How much per day?
Dairy: 3 cups
Protein: 5-6 oz
Fruit : 1-2 cups
Vegetables: 2 ½ - 3 cups
Grains: 6-8 oz, half of them whole grains
To learn more about what a serving size is or tips on how to incorporate them easily into your daily eating plan, check out www.choosemyplate.gov
Last week on Live Well, nutrition expert Sandra Brown explained what it means to achieve a healthy diet.
"The word diet really means a healthy eating plan aimed at attaining and maintaining good health permanently for the entire family. It is not a temporary plan, but one that everyone in the family sustains for the rest of their lives. A healthy diet includes balanced food choices, appropriate serving sizes, plenty of plain water, activity and rest," writes Brown.
This week, she presents 10 tips for planning healthy meals:
- Take time to plan. Plan meals a week or more ahead. Then shop for what you need for those meals.
- Try to have two or more different fruits and/or vegetables in each meal. This allows for more variety and color in your meals.
- When making casseroles, soups and sauces make extra to put into the freezer for lunch options or quick meals for another day.
- Cook once; eat two or three times. Cook a chicken or large roast in the crock pot and then plan two to four meals from that one protein item. Chicken can become enchiladas, topping for salad, chicken soup, pasta and chicken with marinara sauce, stir fry or chicken wraps with lots of veggies.
- Cut up fresh vegetables like peppers, carrots, celery, and broccoli and make your own pre-packaged vegetables ready for salads, snacks, or veggie wraps Consider freezing them to use in soups. It saves time on chopping.
- Buy and eat seasonally. If buying fresh produce, seasonal produce is much more flavorful and cheaper. If you want some that is out of season consider frozen or canned. They are still full of nutrients and cheaper than fresh out of season. Also consider preserving your own produce when in season or on sale.
- Change up your salads by using colorful vegetables or adding black beans, shredded radishes, or chopped red cabbage. Cut the vegetables differently, dice one time and shred the next.

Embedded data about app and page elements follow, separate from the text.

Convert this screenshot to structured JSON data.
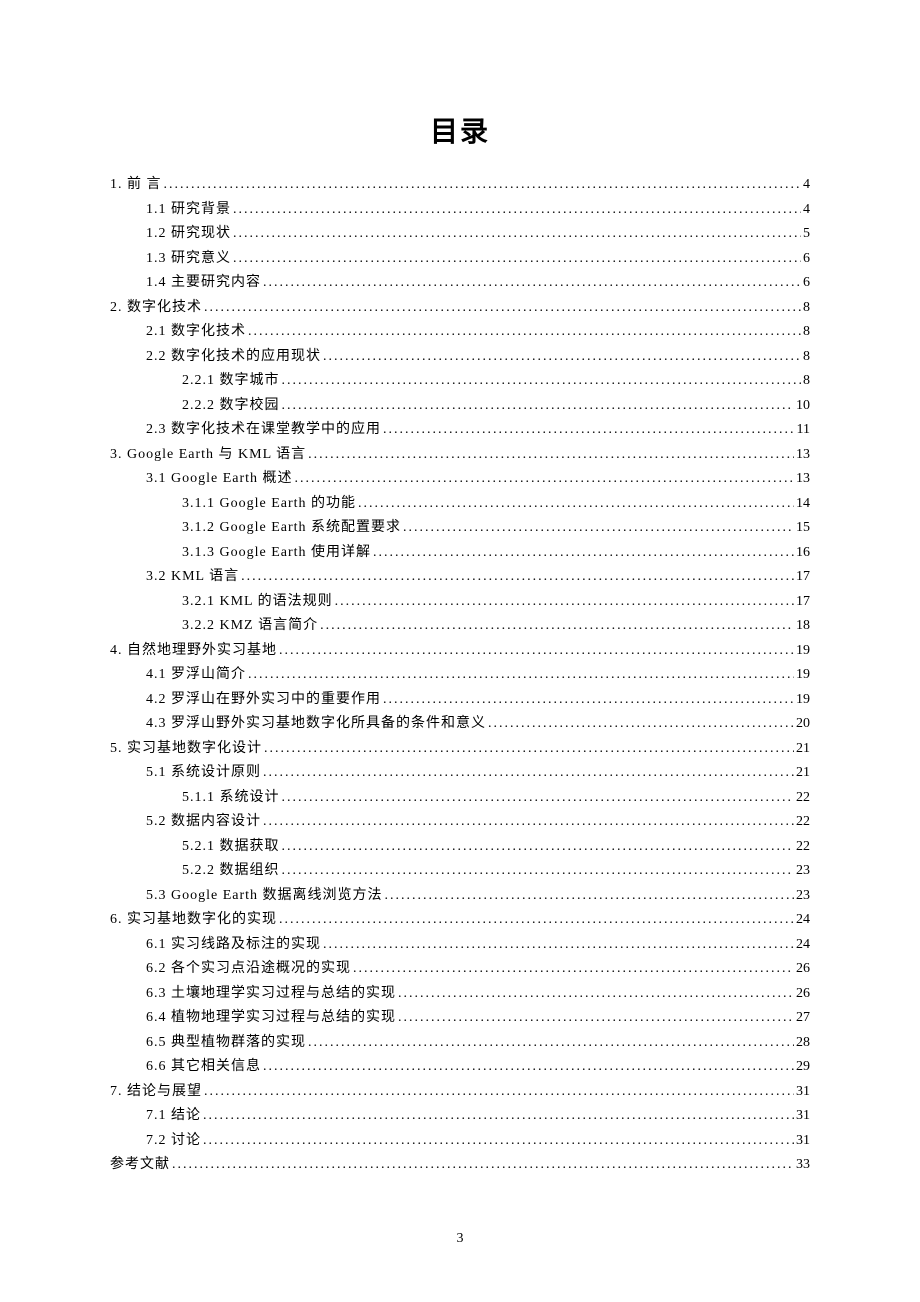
{
  "title": "目录",
  "page_number": "3",
  "entries": [
    {
      "level": 0,
      "label": "1. 前 言",
      "page": "4"
    },
    {
      "level": 1,
      "label": "1.1 研究背景",
      "page": "4"
    },
    {
      "level": 1,
      "label": "1.2 研究现状",
      "page": "5"
    },
    {
      "level": 1,
      "label": "1.3 研究意义",
      "page": "6"
    },
    {
      "level": 1,
      "label": "1.4 主要研究内容",
      "page": "6"
    },
    {
      "level": 0,
      "label": "2.  数字化技术",
      "page": "8"
    },
    {
      "level": 1,
      "label": "2.1 数字化技术",
      "page": "8"
    },
    {
      "level": 1,
      "label": "2.2 数字化技术的应用现状",
      "page": "8"
    },
    {
      "level": 2,
      "label": "2.2.1 数字城市",
      "page": "8"
    },
    {
      "level": 2,
      "label": "2.2.2 数字校园",
      "page": "10"
    },
    {
      "level": 1,
      "label": "2.3 数字化技术在课堂教学中的应用",
      "page": "11"
    },
    {
      "level": 0,
      "label": "3.  Google Earth 与 KML 语言 ",
      "page": "13"
    },
    {
      "level": 1,
      "label": "3.1 Google Earth 概述 ",
      "page": "13"
    },
    {
      "level": 2,
      "label": "3.1.1 Google Earth 的功能",
      "page": "14"
    },
    {
      "level": 2,
      "label": "3.1.2 Google Earth 系统配置要求 ",
      "page": "15"
    },
    {
      "level": 2,
      "label": "3.1.3 Google Earth 使用详解",
      "page": "16"
    },
    {
      "level": 1,
      "label": "3.2 KML 语言 ",
      "page": "17"
    },
    {
      "level": 2,
      "label": "3.2.1 KML 的语法规则 ",
      "page": "17"
    },
    {
      "level": 2,
      "label": "3.2.2 KMZ 语言简介 ",
      "page": "18"
    },
    {
      "level": 0,
      "label": "4.  自然地理野外实习基地",
      "page": "19"
    },
    {
      "level": 1,
      "label": "4.1 罗浮山简介",
      "page": "19"
    },
    {
      "level": 1,
      "label": "4.2 罗浮山在野外实习中的重要作用",
      "page": "19"
    },
    {
      "level": 1,
      "label": "4.3 罗浮山野外实习基地数字化所具备的条件和意义",
      "page": "20"
    },
    {
      "level": 0,
      "label": "5.  实习基地数字化设计",
      "page": "21"
    },
    {
      "level": 1,
      "label": "5.1 系统设计原则",
      "page": "21"
    },
    {
      "level": 2,
      "label": "5.1.1 系统设计",
      "page": "22"
    },
    {
      "level": 1,
      "label": "5.2 数据内容设计",
      "page": "22"
    },
    {
      "level": 2,
      "label": "5.2.1 数据获取",
      "page": "22"
    },
    {
      "level": 2,
      "label": "5.2.2 数据组织",
      "page": "23"
    },
    {
      "level": 1,
      "label": "5.3 Google Earth 数据离线浏览方法",
      "page": "23"
    },
    {
      "level": 0,
      "label": "6.  实习基地数字化的实现",
      "page": "24"
    },
    {
      "level": 1,
      "label": "6.1 实习线路及标注的实现",
      "page": "24"
    },
    {
      "level": 1,
      "label": "6.2 各个实习点沿途概况的实现",
      "page": "26"
    },
    {
      "level": 1,
      "label": "6.3 土壤地理学实习过程与总结的实现",
      "page": "26"
    },
    {
      "level": 1,
      "label": "6.4 植物地理学实习过程与总结的实现",
      "page": "27"
    },
    {
      "level": 1,
      "label": "6.5 典型植物群落的实现",
      "page": "28"
    },
    {
      "level": 1,
      "label": "6.6 其它相关信息",
      "page": "29"
    },
    {
      "level": 0,
      "label": "7.  结论与展望",
      "page": "31"
    },
    {
      "level": 1,
      "label": "7.1 结论",
      "page": "31"
    },
    {
      "level": 1,
      "label": "7.2 讨论",
      "page": "31"
    },
    {
      "level": 0,
      "label": "参考文献",
      "page": "33"
    }
  ]
}
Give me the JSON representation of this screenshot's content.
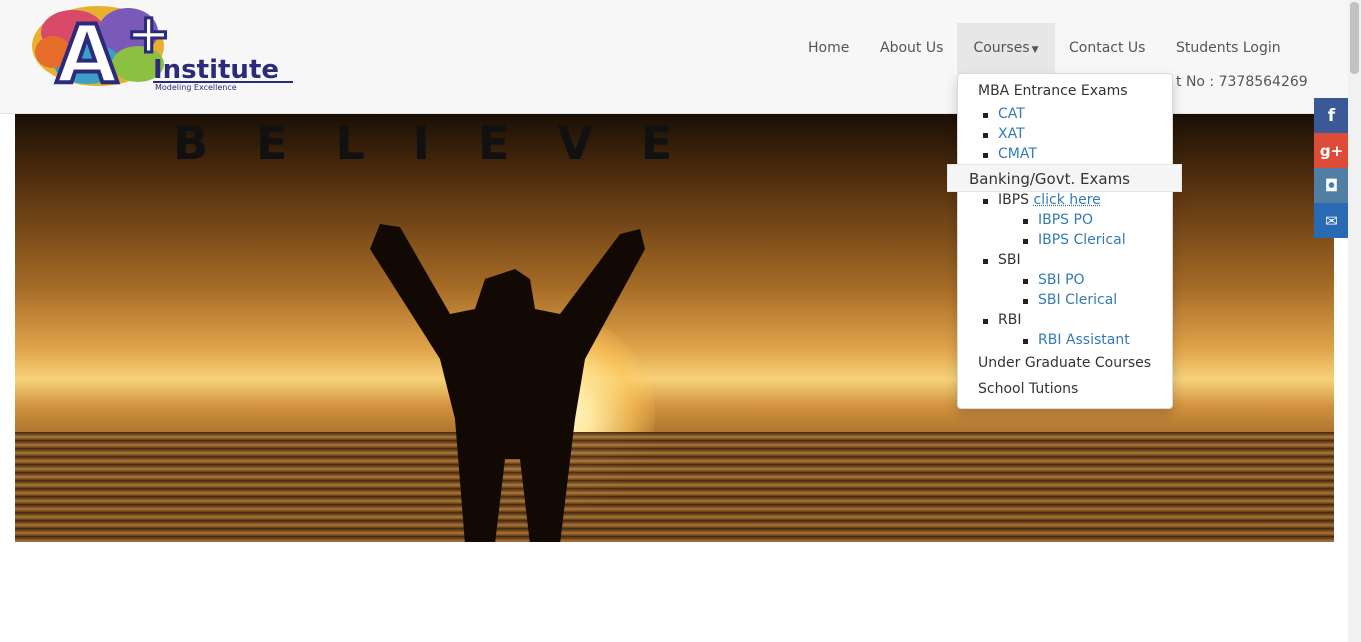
{
  "logo": {
    "main": "A",
    "plus": "+",
    "name": "Institute",
    "tagline": "Modeling Excellence"
  },
  "nav": {
    "home": "Home",
    "about": "About Us",
    "courses": "Courses",
    "contact": "Contact Us",
    "login": "Students Login"
  },
  "contact_line": "t No : 7378564269",
  "hero": {
    "text": "BELIEVE"
  },
  "dropdown": {
    "mba_heading": "MBA Entrance Exams",
    "mba_items": [
      "CAT",
      "XAT",
      "CMAT"
    ],
    "banking_heading": "Banking/Govt. Exams",
    "ibps_label": "IBPS",
    "ibps_link": "click here",
    "ibps_items": [
      "IBPS PO",
      "IBPS Clerical"
    ],
    "sbi_label": "SBI",
    "sbi_items": [
      "SBI PO",
      "SBI Clerical"
    ],
    "rbi_label": "RBI",
    "rbi_items": [
      "RBI Assistant"
    ],
    "ug_heading": "Under Graduate Courses",
    "school_heading": "School Tutions"
  },
  "social": [
    {
      "icon": "facebook-icon",
      "glyph": "f",
      "color": "#3b5998"
    },
    {
      "icon": "google-plus-icon",
      "glyph": "g+",
      "color": "#dd4b39"
    },
    {
      "icon": "instagram-icon",
      "glyph": "◘",
      "color": "#517fa4"
    },
    {
      "icon": "mail-icon",
      "glyph": "✉",
      "color": "#2a6ab5"
    }
  ]
}
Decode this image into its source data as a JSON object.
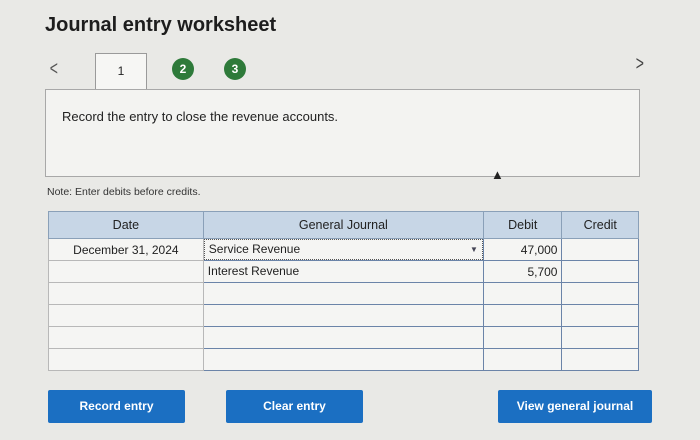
{
  "header": {
    "title": "Journal entry worksheet"
  },
  "steps": {
    "prev": "<",
    "next": ">",
    "items": [
      "1",
      "2",
      "3"
    ]
  },
  "instruction": "Record the entry to close the revenue accounts.",
  "note": "Note: Enter debits before credits.",
  "table": {
    "headers": {
      "date": "Date",
      "journal": "General Journal",
      "debit": "Debit",
      "credit": "Credit"
    },
    "rows": [
      {
        "date": "December 31, 2024",
        "account": "Service Revenue",
        "debit": "47,000",
        "credit": ""
      },
      {
        "date": "",
        "account": "Interest Revenue",
        "debit": "5,700",
        "credit": ""
      },
      {
        "date": "",
        "account": "",
        "debit": "",
        "credit": ""
      },
      {
        "date": "",
        "account": "",
        "debit": "",
        "credit": ""
      },
      {
        "date": "",
        "account": "",
        "debit": "",
        "credit": ""
      },
      {
        "date": "",
        "account": "",
        "debit": "",
        "credit": ""
      }
    ]
  },
  "buttons": {
    "record": "Record entry",
    "clear": "Clear entry",
    "view": "View general journal"
  },
  "colors": {
    "accent": "#1b6fc2",
    "step_done": "#2e7a3a",
    "header_bg": "#c7d6e6"
  }
}
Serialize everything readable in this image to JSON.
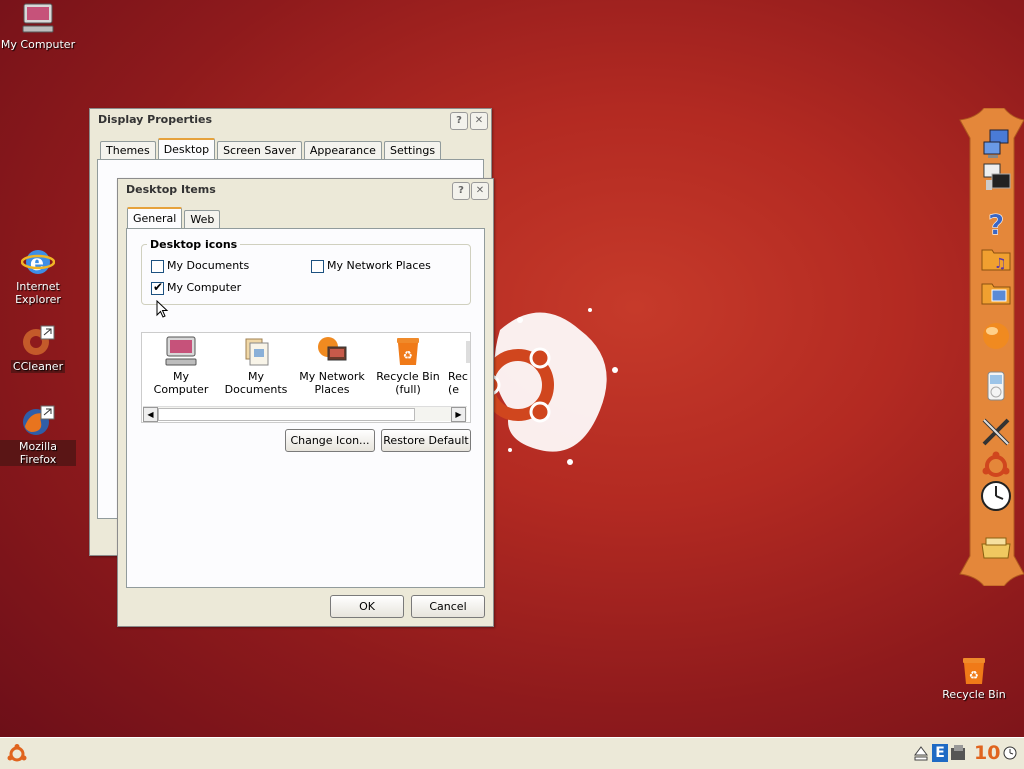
{
  "desktop": {
    "icons": [
      {
        "label": "My Computer",
        "icon": "computer-icon"
      },
      {
        "label": "Internet Explorer",
        "icon": "internet-explorer-icon"
      },
      {
        "label": "CCleaner",
        "icon": "ccleaner-icon"
      },
      {
        "label": "Mozilla Firefox",
        "icon": "firefox-icon"
      },
      {
        "label": "Recycle Bin",
        "icon": "recycle-bin-icon"
      }
    ],
    "ie_line1": "Internet",
    "ie_line2": "Explorer"
  },
  "display_properties": {
    "title": "Display Properties",
    "help_btn": "?",
    "close_btn": "✕",
    "tabs": [
      "Themes",
      "Desktop",
      "Screen Saver",
      "Appearance",
      "Settings"
    ],
    "active_tab": "Desktop"
  },
  "desktop_items": {
    "title": "Desktop Items",
    "help_btn": "?",
    "close_btn": "✕",
    "tabs": [
      "General",
      "Web"
    ],
    "active_tab": "General",
    "group_title": "Desktop icons",
    "checkboxes": [
      {
        "label": "My Documents",
        "checked": false
      },
      {
        "label": "My Network Places",
        "checked": false
      },
      {
        "label": "My Computer",
        "checked": true
      }
    ],
    "icon_list": [
      {
        "line1": "My Computer",
        "line2": ""
      },
      {
        "line1": "My Documents",
        "line2": ""
      },
      {
        "line1": "My Network",
        "line2": "Places"
      },
      {
        "line1": "Recycle Bin",
        "line2": "(full)"
      },
      {
        "line1": "Rec",
        "line2": "(e"
      }
    ],
    "change_icon_btn": "Change Icon...",
    "restore_default_btn": "Restore Default",
    "ok_btn": "OK",
    "cancel_btn": "Cancel"
  },
  "taskbar": {
    "clock": "10"
  },
  "colors": {
    "accent": "#e6a23c",
    "desktop_bg": "#b32a22",
    "dock": "#e4873a"
  }
}
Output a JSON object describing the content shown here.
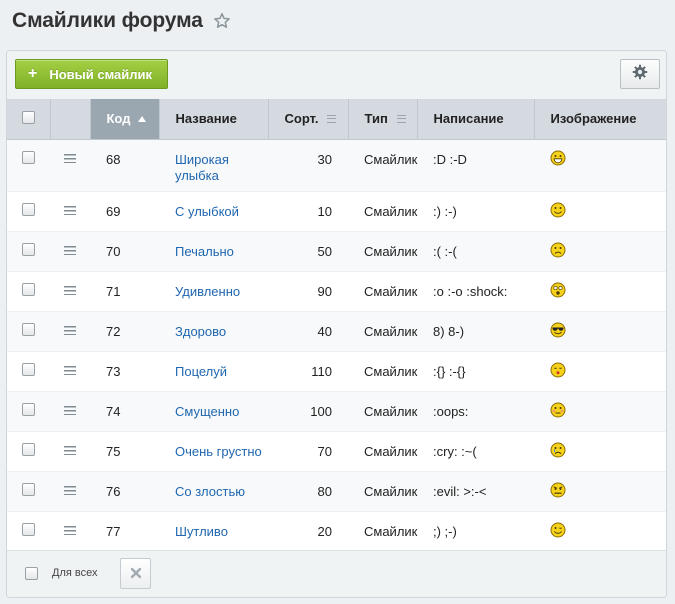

- Always keep canned tomatoes, kidney or garbanzo beans, mushrooms and beets on hand to add to soups, casseroles, sauces, etc.
- The color of the food is not an indication of whole grain. Read ingredients lists for wholegrain first on the list. Look for ‘whole wheat’ ‘brown rice’ ‘whole oats’. Words like multi-grain and stone-ground are not always whole grain and may not even contain any whole grain.
- Mix whole grains in casseroles, soups, and stir fry. Try brown rice in casseroles, or whole grain pasta in macaroni and cheese.
This article is part two of a two-part series on achieving a healthy diet. See part one.
Sandra Brown is the food safety and nutrition faculty for Washington State University Clark County Extension. Reach her at 360-397-6060 ext 5700 or email@example.com. The WSU Clark County Extension is located at The Heritage Farm, 1919 NE 78th Street, Vancouver WA 98665 or visit their website at clark.wsu.edu.